RUSSIAN businessmen are in talks with state-owned telecommunications companies, Net*One and Tel*One, to form a parallel telecoms firm that will operate fixed and cellular telephone services in Zimbabwe, it has emerged.
Sources said a Russi
an business delegation from the country’s state foreign trade company, Tyazhpromexport, that was in Zimbabwe last month, met Net*One and Tel*One officials for talks on a possible US$300 million investment proposal which would see a new telecoms company formed.
The company would be jointly owned by Tyazhpromexport, Net*One and Tel*One.
Gono’s 12-member delegation undertook a 10-day trip to Moscow early last month to explore business opportunities.
Gono was accompanied by Transport minister Chris Mushohwe, Net*One boss Reward Kangai, and Tel*One CEO Wellington Makamure who were seeking technical partnership agreements and loans.
Although government has tried to distance itself from the deal, it recently ordered Russian planes for Air Zimbabwe, which the national airline engineers resisted on technical and safety grounds.
The Russians made presentations on their proposals at Tel*One’s Runhare House headquarters on May 11 and then at the Net*One building. They proposed to contribute capital amounting to US$300 million on condition that they become the majority shareholders, while the government telecoms firms would bring other resources such as infrastructure and personnel into the venture.
The presentations were made in the presence of officials from the Transport ministry and the State Enterprises Restructuring Agency (Sera).
Sources said ministry and Sera officials had misgivings about the Russian proposal for legal and policy reasons.
They said government policy did not allow local telecoms companies to be foreign-controlled. They also said it was not possible at the moment to guarantee that Net*One and Tel*One’s licences could be used by a new company because the law does not allow for that.
The Russians are expected back in the country this month to pursue discussions, although the deal appears to have hit a brick wall.
Sources said the Russians did not want to invest directly in Net*One and Tel*One because the two companies were debt-ridden.
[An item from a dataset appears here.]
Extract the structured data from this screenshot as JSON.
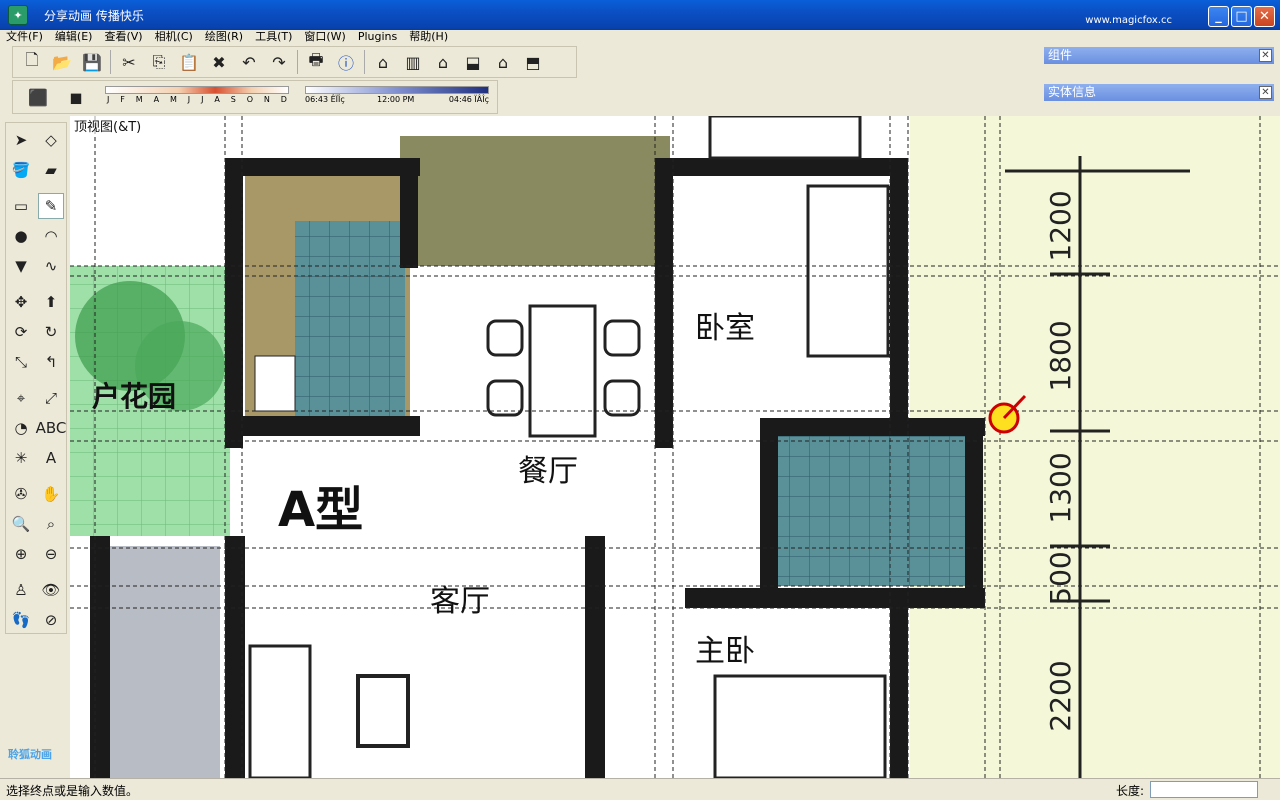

Tel*One is reeling under a US$350 million debt to foreign telecoms companies. It is heavily indebted to British Telecom, South Africa’s Telkom, the African Development Bank, Netherlands’ ING-Bank, France’s Banque Nationale de Paris, Kredittanstalt fur Wiederaufbau of Germany, Norway’s Eksportfinans, Overseas Economic Cooperation, Itochu-D and Eximbank of Japan, the Bank of China and the African Banking Corporation.
This makes Tel*One all but bankrupt as the debt outstrips its balance sheet, assets and monthly income of $100 billion.
Analysts have also warned that the Russian initiative could be frustrated by restrictive Zimbabwean investment laws.
The sources said the Russians were expected back in the country early this month to finalise the deal and possibly sign a Memorandum of Understanding.
Tel*One public relations executive Phil Chingwaru could neither confirm nor deny the Russian proposal.
“Government would be better placed to answer those questions since it is our sole shareholder,” he said.